WHAT IS REQUIRED ::
Locate the lines of the listing below that hold "time", then copy each of them.

RECORDED DATA ::
-.-.-

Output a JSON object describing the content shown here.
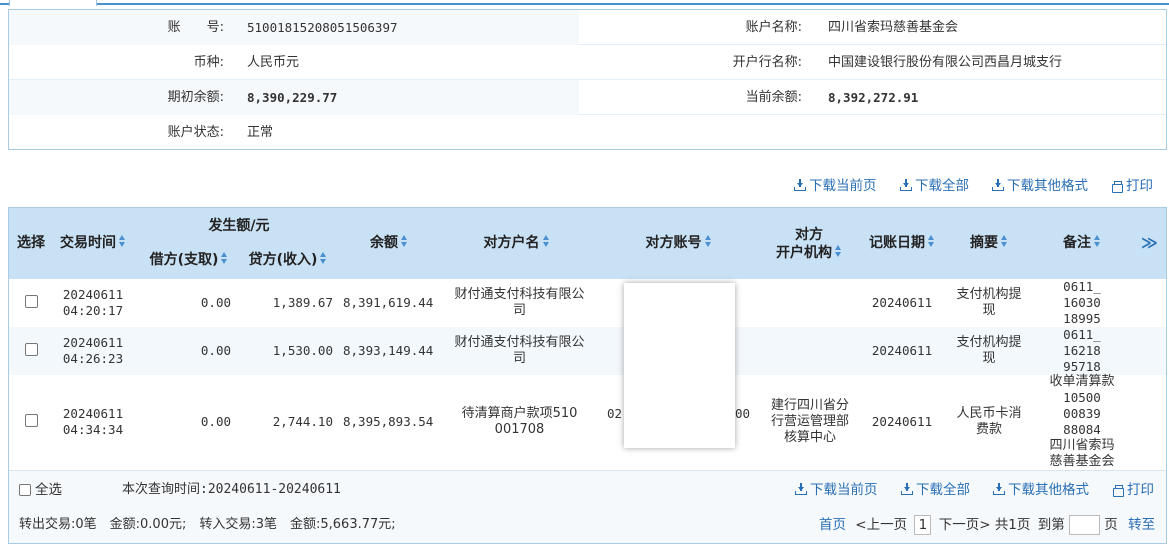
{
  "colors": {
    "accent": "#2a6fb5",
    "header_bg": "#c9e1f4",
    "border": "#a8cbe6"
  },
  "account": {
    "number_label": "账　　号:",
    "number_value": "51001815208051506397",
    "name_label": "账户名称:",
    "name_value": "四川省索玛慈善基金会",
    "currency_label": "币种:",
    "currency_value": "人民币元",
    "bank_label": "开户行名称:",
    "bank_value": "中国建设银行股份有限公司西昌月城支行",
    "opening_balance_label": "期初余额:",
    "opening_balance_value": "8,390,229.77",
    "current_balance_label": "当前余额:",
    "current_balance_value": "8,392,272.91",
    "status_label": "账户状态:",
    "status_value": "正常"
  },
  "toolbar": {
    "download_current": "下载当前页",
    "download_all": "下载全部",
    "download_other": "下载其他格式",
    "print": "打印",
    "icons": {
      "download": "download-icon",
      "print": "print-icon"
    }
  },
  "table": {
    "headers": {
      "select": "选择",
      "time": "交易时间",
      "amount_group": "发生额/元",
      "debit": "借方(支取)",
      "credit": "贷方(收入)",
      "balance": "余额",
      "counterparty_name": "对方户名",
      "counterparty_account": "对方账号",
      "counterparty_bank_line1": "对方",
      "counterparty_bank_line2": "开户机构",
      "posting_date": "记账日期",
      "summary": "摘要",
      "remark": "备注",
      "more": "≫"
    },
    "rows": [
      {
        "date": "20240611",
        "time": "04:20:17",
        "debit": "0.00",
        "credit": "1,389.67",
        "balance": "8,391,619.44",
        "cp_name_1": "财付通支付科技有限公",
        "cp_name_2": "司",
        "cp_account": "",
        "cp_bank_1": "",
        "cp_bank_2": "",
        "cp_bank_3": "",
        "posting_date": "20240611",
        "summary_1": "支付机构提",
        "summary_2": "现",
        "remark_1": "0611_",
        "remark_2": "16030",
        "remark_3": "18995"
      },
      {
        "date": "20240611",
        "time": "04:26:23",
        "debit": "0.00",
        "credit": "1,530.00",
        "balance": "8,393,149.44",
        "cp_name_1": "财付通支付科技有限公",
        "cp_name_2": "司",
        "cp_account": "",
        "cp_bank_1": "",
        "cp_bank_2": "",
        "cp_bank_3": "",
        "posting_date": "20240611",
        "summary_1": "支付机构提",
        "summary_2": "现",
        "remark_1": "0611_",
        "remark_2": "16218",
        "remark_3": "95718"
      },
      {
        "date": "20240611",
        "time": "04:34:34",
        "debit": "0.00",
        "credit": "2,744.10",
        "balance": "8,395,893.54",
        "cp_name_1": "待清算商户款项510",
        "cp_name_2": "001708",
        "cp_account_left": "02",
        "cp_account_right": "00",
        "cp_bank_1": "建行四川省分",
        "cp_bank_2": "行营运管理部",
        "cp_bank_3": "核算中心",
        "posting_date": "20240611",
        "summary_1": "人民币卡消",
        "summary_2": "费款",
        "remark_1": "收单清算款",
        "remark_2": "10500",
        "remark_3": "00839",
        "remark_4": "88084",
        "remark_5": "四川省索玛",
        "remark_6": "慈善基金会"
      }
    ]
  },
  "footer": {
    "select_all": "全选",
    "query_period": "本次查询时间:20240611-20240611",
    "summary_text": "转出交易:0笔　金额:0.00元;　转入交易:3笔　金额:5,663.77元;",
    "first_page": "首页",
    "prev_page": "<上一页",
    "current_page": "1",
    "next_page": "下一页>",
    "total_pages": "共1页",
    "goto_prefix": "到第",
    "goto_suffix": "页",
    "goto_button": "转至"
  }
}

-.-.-

REPLY ::
      "time": "交易时间",
        "time": "04:20:17",
        "time": "04:26:23",
        "time": "04:34:34",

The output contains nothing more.